Empower Me is available to all students who have extended health coverage through the AMS/GSS. Students who do not have this coverage should check with their extended health insurance provider, as they may offer a similar service.
If a student is experiencing mental health difficulties impacting daily functioning such as low mood lasting more than two weeks, persistent worry, panic attacks, flashbacks or intrusive thoughts, interpersonal conflict, or disordered eating, they can also drop by Counselling Services and book an appointment with a wellness advisor, who will connect them with the level of support that best meets their needs including e-mental health resources, workshops, group therapy or individual therapy.
A student who is experiencing a high level of distress, such as loss of touch with reality or severely disorganized thinking, severe hopelessness, suicidal thinking, recent cutting, severe restricted eating or binging, or substance use concerns is encouraged to seek medical attention through their family doctor or through Student Health Service.
If there is an imminent risk of harm—meaning the student is having active thoughts of suicide or displaying threatening behaviour to themselves or others—they are encouraged to go to the nearest hospital or to call 911.

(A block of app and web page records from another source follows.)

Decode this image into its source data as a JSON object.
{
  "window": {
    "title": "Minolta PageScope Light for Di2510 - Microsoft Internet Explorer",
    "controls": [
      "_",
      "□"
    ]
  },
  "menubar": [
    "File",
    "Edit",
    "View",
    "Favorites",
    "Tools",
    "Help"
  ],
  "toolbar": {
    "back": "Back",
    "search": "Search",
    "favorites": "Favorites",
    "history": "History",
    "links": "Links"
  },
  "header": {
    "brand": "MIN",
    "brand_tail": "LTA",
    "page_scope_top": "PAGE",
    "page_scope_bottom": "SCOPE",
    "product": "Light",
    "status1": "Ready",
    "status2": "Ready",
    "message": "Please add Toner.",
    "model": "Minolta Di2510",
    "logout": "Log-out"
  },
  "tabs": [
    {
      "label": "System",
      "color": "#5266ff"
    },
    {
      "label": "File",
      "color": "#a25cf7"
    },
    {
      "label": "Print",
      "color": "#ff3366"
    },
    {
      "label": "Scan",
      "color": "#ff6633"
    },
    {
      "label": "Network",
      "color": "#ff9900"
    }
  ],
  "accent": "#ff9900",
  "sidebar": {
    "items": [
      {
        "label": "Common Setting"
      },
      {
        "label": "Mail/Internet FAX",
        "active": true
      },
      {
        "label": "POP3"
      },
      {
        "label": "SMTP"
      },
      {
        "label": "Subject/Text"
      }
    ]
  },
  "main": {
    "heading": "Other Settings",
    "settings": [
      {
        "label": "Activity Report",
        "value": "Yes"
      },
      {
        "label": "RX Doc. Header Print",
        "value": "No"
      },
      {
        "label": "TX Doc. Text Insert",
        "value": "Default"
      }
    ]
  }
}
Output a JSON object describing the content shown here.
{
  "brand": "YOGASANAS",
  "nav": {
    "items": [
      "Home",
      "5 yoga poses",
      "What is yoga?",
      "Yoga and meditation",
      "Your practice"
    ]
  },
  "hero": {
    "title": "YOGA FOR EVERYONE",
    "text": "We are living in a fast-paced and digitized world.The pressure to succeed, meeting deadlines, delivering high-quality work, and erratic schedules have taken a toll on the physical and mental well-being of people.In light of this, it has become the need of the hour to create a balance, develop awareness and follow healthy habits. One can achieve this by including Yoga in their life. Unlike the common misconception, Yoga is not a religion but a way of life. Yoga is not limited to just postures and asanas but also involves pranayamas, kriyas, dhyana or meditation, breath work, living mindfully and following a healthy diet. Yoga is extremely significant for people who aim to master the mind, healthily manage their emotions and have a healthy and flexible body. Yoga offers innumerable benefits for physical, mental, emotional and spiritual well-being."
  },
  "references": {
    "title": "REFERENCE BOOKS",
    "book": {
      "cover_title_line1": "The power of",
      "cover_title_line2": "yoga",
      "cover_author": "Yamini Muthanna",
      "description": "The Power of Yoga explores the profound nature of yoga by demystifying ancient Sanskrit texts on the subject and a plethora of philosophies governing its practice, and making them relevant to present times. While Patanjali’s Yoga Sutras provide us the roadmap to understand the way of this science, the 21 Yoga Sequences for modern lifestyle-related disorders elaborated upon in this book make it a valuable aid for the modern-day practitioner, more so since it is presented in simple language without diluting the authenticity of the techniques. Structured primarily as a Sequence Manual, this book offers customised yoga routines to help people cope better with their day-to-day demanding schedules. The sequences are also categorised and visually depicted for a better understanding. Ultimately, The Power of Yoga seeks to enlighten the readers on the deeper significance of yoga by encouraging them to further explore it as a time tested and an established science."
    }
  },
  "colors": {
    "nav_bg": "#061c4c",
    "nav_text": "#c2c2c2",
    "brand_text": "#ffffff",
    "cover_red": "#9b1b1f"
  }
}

UBC’s Alma Mater Society (AMS) also offers mental health services for students. Speakeasy provides free, confidential, one-on-one peer support for students and staff facing a wide variety of mental health challenges. Meanwhile, Vice provides free, confidential education, peer-dialogue, and mentorship to help students and staff find a healthy balance with alcohol, drugs, technology or anything else they may be struggling with.
For students who might not seek help because they feel uncomfortable reaching out, services like Early Alert provide a way to offer them support.

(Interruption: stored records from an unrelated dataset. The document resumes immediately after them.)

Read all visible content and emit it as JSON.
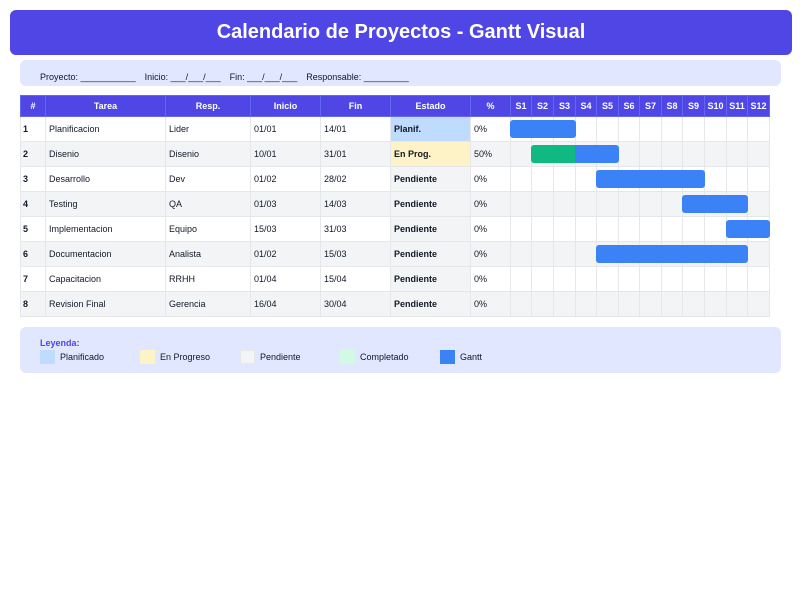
{
  "title": "Calendario de Proyectos - Gantt Visual",
  "meta": {
    "proyecto": "Proyecto: ___________",
    "inicio": "Inicio: ___/___/___",
    "fin": "Fin: ___/___/___",
    "responsable": "Responsable: _________"
  },
  "columns": {
    "num": "#",
    "tarea": "Tarea",
    "resp": "Resp.",
    "inicio": "Inicio",
    "fin": "Fin",
    "estado": "Estado",
    "pct": "%",
    "weeks": [
      "S1",
      "S2",
      "S3",
      "S4",
      "S5",
      "S6",
      "S7",
      "S8",
      "S9",
      "S10",
      "S11",
      "S12"
    ]
  },
  "tasks": [
    {
      "num": "1",
      "tarea": "Planificacion",
      "resp": "Lider",
      "inicio": "01/01",
      "fin": "14/01",
      "estado": "Planif.",
      "estado_type": "planif",
      "pct": "0%",
      "weeks": [
        1,
        2,
        3
      ],
      "done_weeks": []
    },
    {
      "num": "2",
      "tarea": "Disenio",
      "resp": "Disenio",
      "inicio": "10/01",
      "fin": "31/01",
      "estado": "En Prog.",
      "estado_type": "progreso",
      "pct": "50%",
      "weeks": [
        2,
        3,
        4,
        5
      ],
      "done_weeks": [
        2,
        3
      ]
    },
    {
      "num": "3",
      "tarea": "Desarrollo",
      "resp": "Dev",
      "inicio": "01/02",
      "fin": "28/02",
      "estado": "Pendiente",
      "estado_type": "pendiente",
      "pct": "0%",
      "weeks": [
        5,
        6,
        7,
        8,
        9
      ],
      "done_weeks": []
    },
    {
      "num": "4",
      "tarea": "Testing",
      "resp": "QA",
      "inicio": "01/03",
      "fin": "14/03",
      "estado": "Pendiente",
      "estado_type": "pendiente",
      "pct": "0%",
      "weeks": [
        9,
        10,
        11
      ],
      "done_weeks": []
    },
    {
      "num": "5",
      "tarea": "Implementacion",
      "resp": "Equipo",
      "inicio": "15/03",
      "fin": "31/03",
      "estado": "Pendiente",
      "estado_type": "pendiente",
      "pct": "0%",
      "weeks": [
        11,
        12
      ],
      "done_weeks": []
    },
    {
      "num": "6",
      "tarea": "Documentacion",
      "resp": "Analista",
      "inicio": "01/02",
      "fin": "15/03",
      "estado": "Pendiente",
      "estado_type": "pendiente",
      "pct": "0%",
      "weeks": [
        5,
        6,
        7,
        8,
        9,
        10,
        11
      ],
      "done_weeks": []
    },
    {
      "num": "7",
      "tarea": "Capacitacion",
      "resp": "RRHH",
      "inicio": "01/04",
      "fin": "15/04",
      "estado": "Pendiente",
      "estado_type": "pendiente",
      "pct": "0%",
      "weeks": [],
      "done_weeks": []
    },
    {
      "num": "8",
      "tarea": "Revision Final",
      "resp": "Gerencia",
      "inicio": "16/04",
      "fin": "30/04",
      "estado": "Pendiente",
      "estado_type": "pendiente",
      "pct": "0%",
      "weeks": [],
      "done_weeks": []
    }
  ],
  "legend": {
    "title": "Leyenda:",
    "items": [
      {
        "label": "Planificado",
        "color": "#bfdbfe",
        "border": "#bfdbfe"
      },
      {
        "label": "En Progreso",
        "color": "#fef3c7",
        "border": "#fef3c7"
      },
      {
        "label": "Pendiente",
        "color": "#f3f4f6",
        "border": "#e5e7eb"
      },
      {
        "label": "Completado",
        "color": "#d1fae5",
        "border": "#d1fae5"
      },
      {
        "label": "Gantt",
        "color": "#3b82f6",
        "border": "#3b82f6"
      }
    ]
  },
  "colors": {
    "primary": "#4f46e5",
    "panel": "#e0e7ff",
    "gantt": "#3b82f6",
    "gantt_done": "#10b981"
  }
}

Early Alert allows faculty and staff who notice a student facing difficulties to identify their concerns using a secure online form. Advisors review their concerns and identify the most appropriate resources for the student’s needs. Academic advisors then reach out to the student and offer to connect them with resources and support to help them get back on track.

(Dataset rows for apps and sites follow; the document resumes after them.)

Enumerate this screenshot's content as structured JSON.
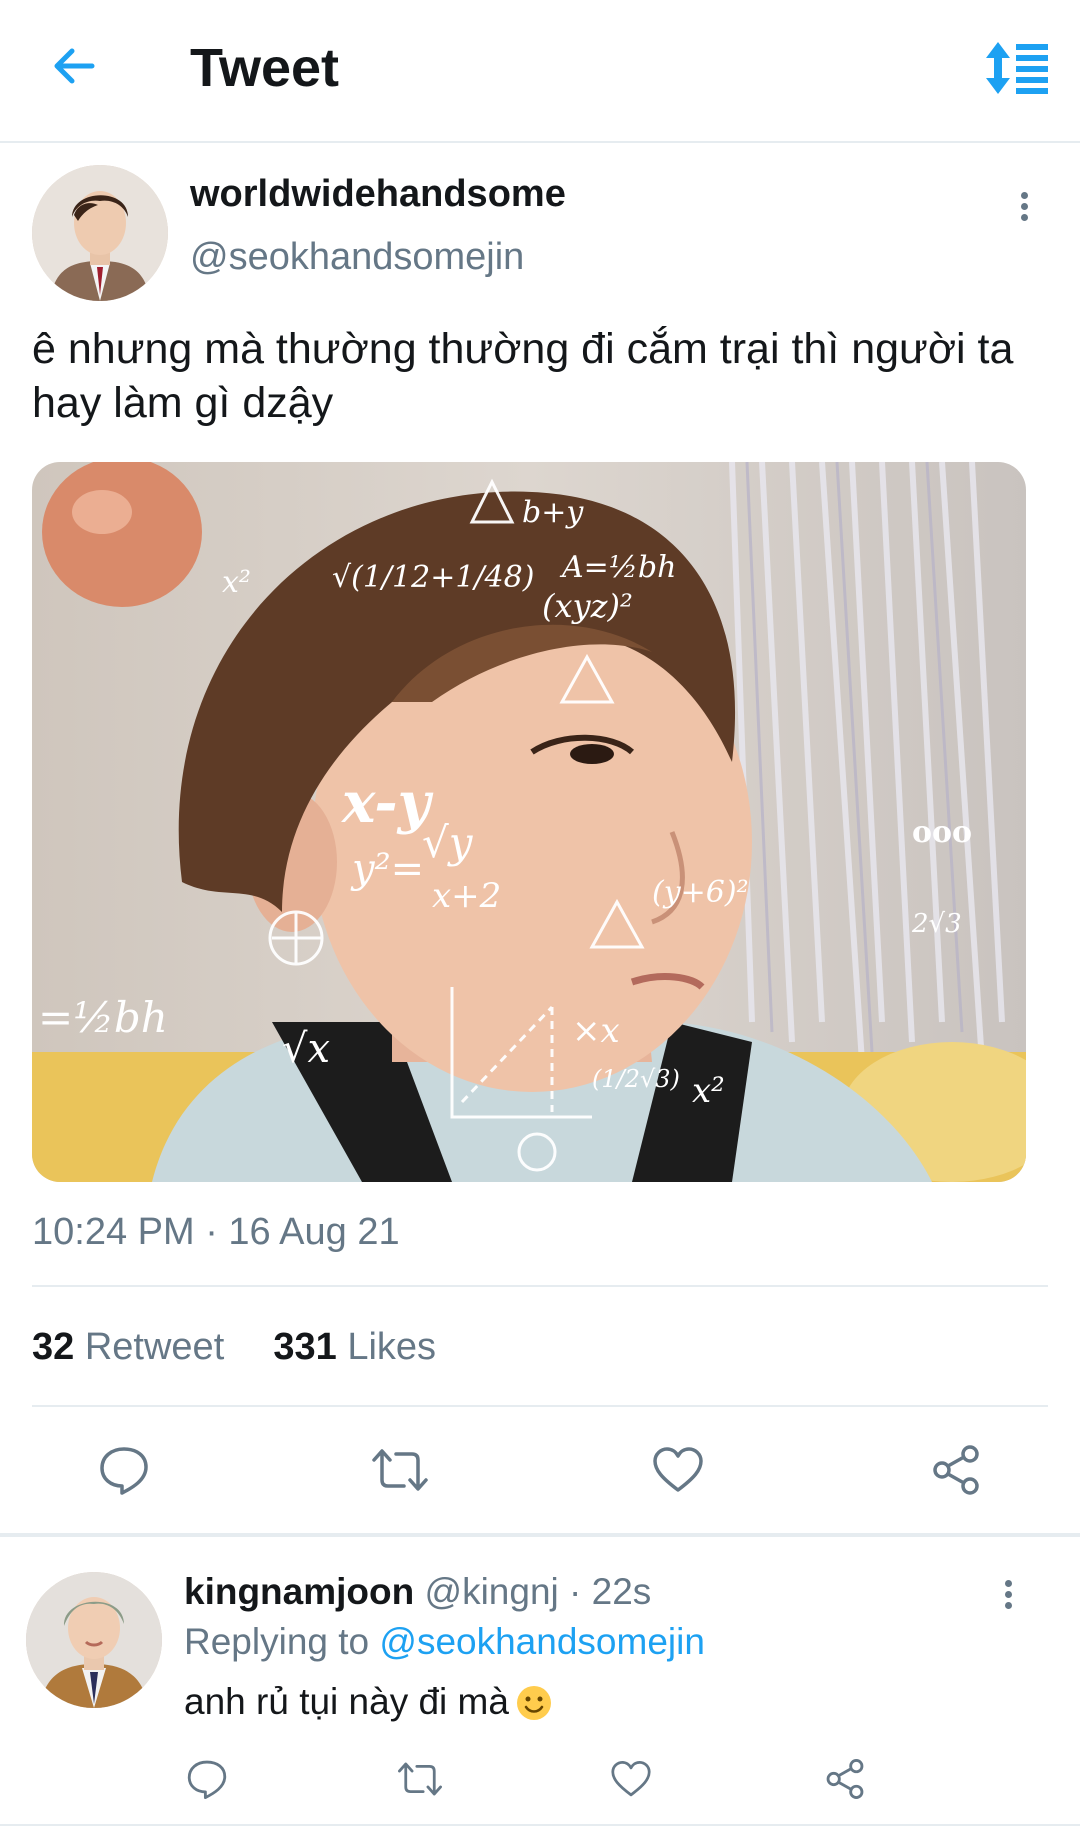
{
  "header": {
    "title": "Tweet",
    "back_icon": "arrow-left-icon",
    "sort_icon": "sort-list-icon",
    "accent": "#1da1f2"
  },
  "tweet": {
    "display_name": "worldwidehandsome",
    "handle": "@seokhandsomejin",
    "text": "ê nhưng mà thường thường đi cắm trại thì người ta hay làm gì dzậy",
    "timestamp": "10:24 PM · 16 Aug 21",
    "retweet_count": "32",
    "retweet_label": "Retweet",
    "like_count": "331",
    "like_label": "Likes",
    "media_overlay_equations": [
      "x-y",
      "y²=",
      "x+2",
      "A=½bh",
      "(xyz)²",
      "(y+6)²",
      "√(1/12+1/48)",
      "½bh",
      "b+y",
      "x²",
      "ooo"
    ]
  },
  "reply": {
    "display_name": "kingnamjoon",
    "handle": "@kingnj",
    "time": "· 22s",
    "replying_label": "Replying to",
    "replying_to": "@seokhandsomejin",
    "text": "anh rủ tụi này đi mà"
  },
  "colors": {
    "text": "#14171a",
    "secondary": "#657786",
    "link": "#1da1f2",
    "divider": "#e6ecf0"
  }
}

Reaching students in the classroom
That coordinated approach to ensuring students feel their mental health and wellbeing is supported extends to the classroom as well.
Through a pilot project in UBC’s mechanical engineering program, second-year students learn about mental health literacy and understanding the stress response through content embedded in the academic curriculum. Similar initiatives are also underway in nursing, biology and creative writing.
Agnes d’Entremont, mechanical engineering instructor and faculty lead for the pilot project, said the program was developed based on a need for additional support that faculty observed in the classroom.
“The transition to university and higher levels of responsibility in coursework is stressful for a lot of students, especially in intensive programs like engineering,” she explained. “If we really want to see our students succeed in the larger world after university, they’re going to have to deal with stressful situations. So we thought, why don’t we equip them for those challenges?”
Don’t be afraid to ask for help
For student Kirsten Tarasoff, the coping skills she learned through counselling, along with taking medication, were vital to helping her move past her rocky start at UBC.
Although her breakdown on the bench outside Totem Park now feels like a distant memory, she encouraged any students who may be feeling the same way to not be afraid to seek help.
“There are people out there who want to listen to you and understand what you’re going through, and sometimes it takes a lot of really persistent action to get yourself feeling better,” she said. “But when you reach that point, it’s worth it.”
For more information on support resources at UBC, click here.